You can see from the images above I’m logging some things that I care about in this sample field technician app. Namely: A user logs in, a user creates a ticket, and so forth. In the second image, you can see the drilled in view and details which include the number of users, and if you scrolled down, values of the custom properties I sent.

With App Center, you can even export this data to Azure Blob Storage or Application Insights to gain further insights. Another cool feature is the ability to see log data in real time as it is sent to App Center. Simply navigate to the Analytics > Log Flow menu item in your App Center app, use your app in a way that invokes anywhere in your code where you have wired up an SDK call and BAM, you’ll see the raw data come in. How cool is that?
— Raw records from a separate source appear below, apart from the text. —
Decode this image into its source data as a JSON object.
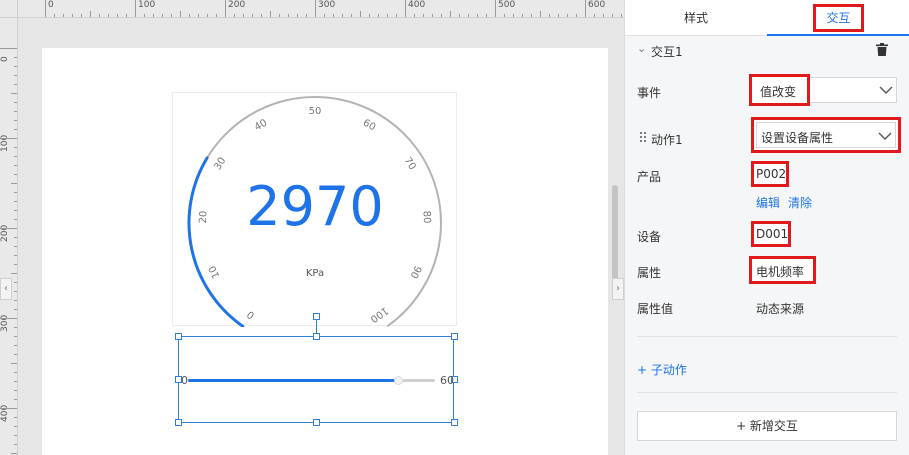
{
  "ruler": {
    "top_labels": [
      "0",
      "100",
      "200",
      "300",
      "400",
      "500",
      "600"
    ],
    "left_labels": [
      "0",
      "100",
      "200",
      "300",
      "400"
    ]
  },
  "gauge": {
    "value": "2970",
    "unit": "KPa",
    "scale_min": 0,
    "scale_max": 100,
    "tick_labels": [
      "0",
      "10",
      "20",
      "30",
      "40",
      "50",
      "60",
      "70",
      "80",
      "90",
      "100"
    ],
    "progress_fraction": 0.297,
    "colors": {
      "fill": "#1e73e8",
      "track": "#b3b3b3",
      "value_text": "#1e73e8"
    }
  },
  "slider": {
    "min_label": "0",
    "max_label": "60",
    "fill_fraction": 0.85
  },
  "panel": {
    "tabs": [
      {
        "label": "样式"
      },
      {
        "label": "交互"
      }
    ],
    "active_tab": "交互",
    "group_title": "交互1",
    "event": {
      "label": "事件",
      "value": "值改变"
    },
    "action": {
      "label": "动作1",
      "value": "设置设备属性"
    },
    "product": {
      "label": "产品",
      "value": "P002",
      "edit_label": "编辑",
      "clear_label": "清除"
    },
    "device": {
      "label": "设备",
      "value": "D001"
    },
    "attribute": {
      "label": "属性",
      "value": "电机频率"
    },
    "attribute_value": {
      "label": "属性值",
      "value": "动态来源"
    },
    "sub_action_label": "+ 子动作",
    "new_interaction_label": "+ 新增交互"
  },
  "colors": {
    "accent": "#1e73e8",
    "highlight": "#e0191d"
  },
  "icons": [
    "chevron-down-icon",
    "trash-icon",
    "drag-handle-icon",
    "collapse-left-icon",
    "collapse-right-icon"
  ]
}
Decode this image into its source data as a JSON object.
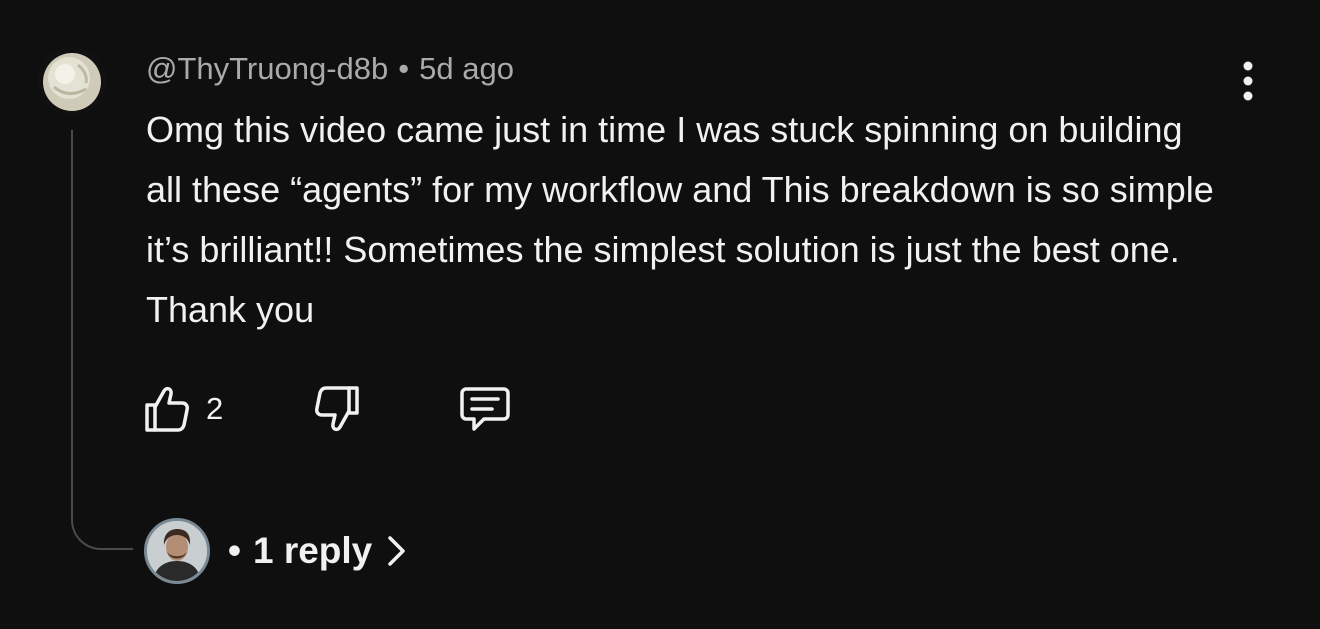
{
  "comment": {
    "author": "@ThyTruong-d8b",
    "separator": "•",
    "time": "5d ago",
    "text": "Omg this video came just in time I was stuck spinning on building all these “agents” for my workflow and This breakdown is so simple it’s brilliant!!  Sometimes the simplest solution is just the best one. Thank you",
    "likes": "2"
  },
  "actions": {
    "like_icon": "thumbs-up-icon",
    "dislike_icon": "thumbs-down-icon",
    "reply_icon": "comment-icon",
    "menu_icon": "more-vertical-icon"
  },
  "replies": {
    "separator": "•",
    "label": "1 reply",
    "chevron_icon": "chevron-right-icon"
  },
  "colors": {
    "background": "#0f0f0f",
    "primary_text": "#f1f1f1",
    "secondary_text": "#aaaaaa",
    "thread_line": "#4a4a4a"
  }
}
I can’t wait to see what else they might come out with.

Using Azure Maps with a Xamarin Forms app Part 3 – Route Directions

This is the third in a three part series where I build a Xamarin Forms app that uses the Azure Maps service. You can check out the other parts here:

Part 1 – Basic text search
Part 2 – Search by Category
Part 3 – This post.  Routing

In this post I’ll show you how I was able to query the Azure Maps Route Directions Endpoint and render the route on a map.  The route directions API endpoint takes a number of parameters, of which I only use a few.  Mainly, the source location lat and long, and the destination location lat and long.  The URI I construct ends up looking like this

For this demo, I let the user choose from a few hard coded source and destination locations.  For each preconfigured source and destination, I looked up the latitude and longitude, and stored them with the option.  When the user selects from one of the source and destination pairs, I pass the associated latitude/longitude coordinates to the API.  This is just a demo, so a real solution could be more dynamic by allowing the user to query for directions based on points of interest also returned by the API.  For this post, I’m returning the route for Stanford University to Pizzeria Delfina in Palo Alto, California.  (Palo Alto is the default simulated location for the Android Emulator).  Here’s a screenshot of the view where a user selects from one of the locations.  Its just a few buttons.

Here’s the resulting route drawn as an overlay on the phone’s native map. I was able to draw the polyline overlay using this technique for Xamarin Forms Maps.

Here’s what the code looks like for when the user clicks a button and the view loads to query the API based on the hard coded choice selection and render the map. (pay no attention to the async void lol)

To start I’m using a switch statement based on the user’s selection and passing the hard coded lat long to the API. Notice I’m instantiating the map AFTER I get the results back from the query. This was because of the way the overlay is drawn on to the map for Xamarin Forms. It involves creating a custom renderer which listens to when the map is instantiated. At first, the overlay wasn’t drawing on the map because I was instantiating the map before making the API call, and the listener on the custom renderer was running and rendering the map before the results of the route query were returned. This is one of the rare cases where I personally declare UI in code, to control the declaration timing at run time. After I instantiate the map I place a pin on the starting point no matter which route is chosen. Then I place a pin on the selected destination.

So there you have it. I’ve always been a sucker for POI, mapping etc so I’m excited to be able to explore the mapping API more.